Studies on allergoids from naturally occurring allergens IV. Efficacy and safety of long-term allergoid treatment of ragweed hay fever

Philip S. Norman, Lawrence M. Lichtenstein, David G. Marsh

Research output: Contribution to journalArticlepeer-review

70 Scopus citations


An allergoid of ragweed was produced by treating dialyzed defatted pollen extract under mild conditions with formaldehyde. This modified antigen was found to have the desirable properties of reduced allergenicity, retained antigenicity, and prolonged stability for IgG antibody production. A series of trials was carried out in ragweed-allergic patients from 1972 to 1978. In 1972 it was demonstrated that on average, allergoid had on the basis of antigen E content about one fiftieth the ability of unaltered whole ragweed extract (allergen) to induce local delayed and systemic allergic reactions when given subcutaneously. IgG antibody responses specific for allergen were readily induced. A blinded comparison in 1973 divided 48 highly sensitive patients into two groups on the basis of basophil sensitivity; one group was treated with allergoid and the other with allergen. In individuals never before treated, allergoid stimulated a significantly more rapid rise in IgG antibodies. Clinical evaluation in 45 of the patients gave a modest advantage (not significant) to allergoid. An open trial employing booster injections every 2 wk except during the ragweed season continued until 1978 in many of these patients and showed no evidence of long-term ill effects of allergoid. IgG antibody titers were maintained at a high level, and IgE antibodies, after a rise in the first year, declined slowly in both groups. Daily symptom-medication scores continued to be lower in the allergoid-treated group each year, and the difference was significant (p < 0.05) in 1975, 1976, and 1977. In comparison with allergen, allergoid has the advantages of prolonged shelf life, lowered potential to induce allergic reactions, and more rapid induction of IgG antibody responses.

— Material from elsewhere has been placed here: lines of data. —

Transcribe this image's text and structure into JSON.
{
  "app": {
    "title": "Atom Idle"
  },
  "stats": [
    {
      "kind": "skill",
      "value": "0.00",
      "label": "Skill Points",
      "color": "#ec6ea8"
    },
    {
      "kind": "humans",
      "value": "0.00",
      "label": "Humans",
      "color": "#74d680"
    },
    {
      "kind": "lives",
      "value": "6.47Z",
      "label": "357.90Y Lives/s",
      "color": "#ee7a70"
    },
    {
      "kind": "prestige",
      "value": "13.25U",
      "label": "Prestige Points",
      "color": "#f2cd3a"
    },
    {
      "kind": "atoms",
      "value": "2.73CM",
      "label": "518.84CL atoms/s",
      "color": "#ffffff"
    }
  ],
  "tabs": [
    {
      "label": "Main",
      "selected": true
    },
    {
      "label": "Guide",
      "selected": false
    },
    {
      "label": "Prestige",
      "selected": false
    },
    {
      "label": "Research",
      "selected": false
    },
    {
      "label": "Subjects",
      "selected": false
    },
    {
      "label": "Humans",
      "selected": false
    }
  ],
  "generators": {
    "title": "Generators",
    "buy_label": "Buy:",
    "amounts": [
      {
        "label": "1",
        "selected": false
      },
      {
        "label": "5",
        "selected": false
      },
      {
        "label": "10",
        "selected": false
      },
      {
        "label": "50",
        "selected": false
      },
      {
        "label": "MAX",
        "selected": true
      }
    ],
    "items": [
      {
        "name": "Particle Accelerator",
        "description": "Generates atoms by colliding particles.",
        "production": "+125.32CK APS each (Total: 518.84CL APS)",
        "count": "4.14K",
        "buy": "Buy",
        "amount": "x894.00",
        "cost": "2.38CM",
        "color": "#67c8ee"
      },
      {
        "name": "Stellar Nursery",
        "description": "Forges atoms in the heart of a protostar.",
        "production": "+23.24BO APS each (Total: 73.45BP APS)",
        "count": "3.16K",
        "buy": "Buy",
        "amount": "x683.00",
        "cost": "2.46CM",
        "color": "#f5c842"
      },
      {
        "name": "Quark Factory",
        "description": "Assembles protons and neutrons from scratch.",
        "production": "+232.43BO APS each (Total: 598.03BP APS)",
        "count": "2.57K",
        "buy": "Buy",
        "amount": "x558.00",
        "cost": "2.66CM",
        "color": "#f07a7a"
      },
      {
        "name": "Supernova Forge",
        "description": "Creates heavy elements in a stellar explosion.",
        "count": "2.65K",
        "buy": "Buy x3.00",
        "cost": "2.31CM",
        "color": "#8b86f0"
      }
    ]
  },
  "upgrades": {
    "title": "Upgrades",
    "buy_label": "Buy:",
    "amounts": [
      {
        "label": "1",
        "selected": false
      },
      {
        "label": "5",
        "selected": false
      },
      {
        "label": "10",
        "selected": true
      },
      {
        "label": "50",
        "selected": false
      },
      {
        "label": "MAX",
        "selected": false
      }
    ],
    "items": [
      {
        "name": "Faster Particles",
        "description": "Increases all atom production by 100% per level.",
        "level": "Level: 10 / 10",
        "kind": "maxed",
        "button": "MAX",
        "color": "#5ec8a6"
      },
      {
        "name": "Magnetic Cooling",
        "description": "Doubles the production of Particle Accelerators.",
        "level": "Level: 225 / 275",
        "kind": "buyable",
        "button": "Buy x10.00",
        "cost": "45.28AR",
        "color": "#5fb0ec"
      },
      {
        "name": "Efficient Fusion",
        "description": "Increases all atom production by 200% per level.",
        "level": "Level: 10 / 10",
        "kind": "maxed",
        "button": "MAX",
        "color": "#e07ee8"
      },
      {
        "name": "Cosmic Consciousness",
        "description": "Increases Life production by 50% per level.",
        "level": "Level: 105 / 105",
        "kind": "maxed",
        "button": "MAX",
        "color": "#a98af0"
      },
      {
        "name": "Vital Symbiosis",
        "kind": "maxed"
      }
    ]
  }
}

Original languageEnglish (US)
Pages (from-to)460-470
Number of pages11
JournalThe Journal of allergy and clinical immunology
Issue number6
StatePublished - Dec 1981
Externally publishedYes

ASJC Scopus subject areas

  • Immunology and Allergy
  • Immunology


Dive into the research topics of 'Studies on allergoids from naturally occurring allergens IV. Efficacy and safety of long-term allergoid treatment of ragweed hay fever'. Together they form a unique fingerprint.

Cite this